# Input for this task
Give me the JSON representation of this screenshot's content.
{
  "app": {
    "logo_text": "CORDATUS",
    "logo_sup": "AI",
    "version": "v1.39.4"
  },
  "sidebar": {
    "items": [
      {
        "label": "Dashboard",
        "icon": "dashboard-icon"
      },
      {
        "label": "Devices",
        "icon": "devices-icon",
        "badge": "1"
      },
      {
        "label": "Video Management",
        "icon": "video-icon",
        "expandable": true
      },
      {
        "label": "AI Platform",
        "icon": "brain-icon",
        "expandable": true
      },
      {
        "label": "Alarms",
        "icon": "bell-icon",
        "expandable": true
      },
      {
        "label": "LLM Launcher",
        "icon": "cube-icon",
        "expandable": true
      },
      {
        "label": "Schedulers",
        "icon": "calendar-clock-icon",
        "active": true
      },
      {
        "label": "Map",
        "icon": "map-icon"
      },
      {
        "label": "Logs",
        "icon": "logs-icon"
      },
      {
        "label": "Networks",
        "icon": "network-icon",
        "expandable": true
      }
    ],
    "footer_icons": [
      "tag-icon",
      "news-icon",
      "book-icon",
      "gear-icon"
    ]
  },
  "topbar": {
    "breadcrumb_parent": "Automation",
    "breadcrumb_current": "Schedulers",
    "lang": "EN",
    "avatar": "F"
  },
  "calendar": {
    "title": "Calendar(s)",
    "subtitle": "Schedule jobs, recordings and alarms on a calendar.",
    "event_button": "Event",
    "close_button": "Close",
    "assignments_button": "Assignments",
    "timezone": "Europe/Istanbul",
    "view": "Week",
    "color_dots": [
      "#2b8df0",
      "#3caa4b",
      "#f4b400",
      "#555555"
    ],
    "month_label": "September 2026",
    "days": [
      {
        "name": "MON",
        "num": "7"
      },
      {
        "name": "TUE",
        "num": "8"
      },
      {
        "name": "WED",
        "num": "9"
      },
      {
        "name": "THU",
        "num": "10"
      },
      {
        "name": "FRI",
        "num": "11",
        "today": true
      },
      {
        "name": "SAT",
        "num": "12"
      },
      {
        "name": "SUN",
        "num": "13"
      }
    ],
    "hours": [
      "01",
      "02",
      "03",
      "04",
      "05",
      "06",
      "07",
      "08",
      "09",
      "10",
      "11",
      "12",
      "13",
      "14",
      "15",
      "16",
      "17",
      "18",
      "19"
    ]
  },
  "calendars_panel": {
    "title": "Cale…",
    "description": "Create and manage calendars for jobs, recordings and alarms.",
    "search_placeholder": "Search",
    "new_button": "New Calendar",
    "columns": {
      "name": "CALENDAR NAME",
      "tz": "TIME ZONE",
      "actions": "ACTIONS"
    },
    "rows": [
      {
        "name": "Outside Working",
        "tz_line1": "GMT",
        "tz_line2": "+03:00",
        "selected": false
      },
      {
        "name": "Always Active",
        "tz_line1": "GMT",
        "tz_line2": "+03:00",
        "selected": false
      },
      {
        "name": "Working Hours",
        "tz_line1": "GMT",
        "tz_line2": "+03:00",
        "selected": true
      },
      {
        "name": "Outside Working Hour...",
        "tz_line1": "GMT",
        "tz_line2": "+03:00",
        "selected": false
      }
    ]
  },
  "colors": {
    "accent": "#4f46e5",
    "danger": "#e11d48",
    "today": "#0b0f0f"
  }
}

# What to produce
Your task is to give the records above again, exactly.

# Solved problem
Give me the JSON representation of this screenshot's content.
{
  "app": {
    "logo_text": "CORDATUS",
    "logo_sup": "AI",
    "version": "v1.39.4"
  },
  "sidebar": {
    "items": [
      {
        "label": "Dashboard",
        "icon": "dashboard-icon"
      },
      {
        "label": "Devices",
        "icon": "devices-icon",
        "badge": "1"
      },
      {
        "label": "Video Management",
        "icon": "video-icon",
        "expandable": true
      },
      {
        "label": "AI Platform",
        "icon": "brain-icon",
        "expandable": true
      },
      {
        "label": "Alarms",
        "icon": "bell-icon",
        "expandable": true
      },
      {
        "label": "LLM Launcher",
        "icon": "cube-icon",
        "expandable": true
      },
      {
        "label": "Schedulers",
        "icon": "calendar-clock-icon",
        "active": true
      },
      {
        "label": "Map",
        "icon": "map-icon"
      },
      {
        "label": "Logs",
        "icon": "logs-icon"
      },
      {
        "label": "Networks",
        "icon": "network-icon",
        "expandable": true
      }
    ],
    "footer_icons": [
      "tag-icon",
      "news-icon",
      "book-icon",
      "gear-icon"
    ]
  },
  "topbar": {
    "breadcrumb_parent": "Automation",
    "breadcrumb_current": "Schedulers",
    "lang": "EN",
    "avatar": "F"
  },
  "calendar": {
    "title": "Calendar(s)",
    "subtitle": "Schedule jobs, recordings and alarms on a calendar.",
    "event_button": "Event",
    "close_button": "Close",
    "assignments_button": "Assignments",
    "timezone": "Europe/Istanbul",
    "view": "Week",
    "color_dots": [
      "#2b8df0",
      "#3caa4b",
      "#f4b400",
      "#555555"
    ],
    "month_label": "September 2026",
    "days": [
      {
        "name": "MON",
        "num": "7"
      },
      {
        "name": "TUE",
        "num": "8"
      },
      {
        "name": "WED",
        "num": "9"
      },
      {
        "name": "THU",
        "num": "10"
      },
      {
        "name": "FRI",
        "num": "11",
        "today": true
      },
      {
        "name": "SAT",
        "num": "12"
      },
      {
        "name": "SUN",
        "num": "13"
      }
    ],
    "hours": [
      "01",
      "02",
      "03",
      "04",
      "05",
      "06",
      "07",
      "08",
      "09",
      "10",
      "11",
      "12",
      "13",
      "14",
      "15",
      "16",
      "17",
      "18",
      "19"
    ]
  },
  "calendars_panel": {
    "title": "Cale…",
    "description": "Create and manage calendars for jobs, recordings and alarms.",
    "search_placeholder": "Search",
    "new_button": "New Calendar",
    "columns": {
      "name": "CALENDAR NAME",
      "tz": "TIME ZONE",
      "actions": "ACTIONS"
    },
    "rows": [
      {
        "name": "Outside Working",
        "tz_line1": "GMT",
        "tz_line2": "+03:00",
        "selected": false
      },
      {
        "name": "Always Active",
        "tz_line1": "GMT",
        "tz_line2": "+03:00",
        "selected": false
      },
      {
        "name": "Working Hours",
        "tz_line1": "GMT",
        "tz_line2": "+03:00",
        "selected": true
      },
      {
        "name": "Outside Working Hour...",
        "tz_line1": "GMT",
        "tz_line2": "+03:00",
        "selected": false
      }
    ]
  },
  "colors": {
    "accent": "#4f46e5",
    "danger": "#e11d48",
    "today": "#0b0f0f"
  }
}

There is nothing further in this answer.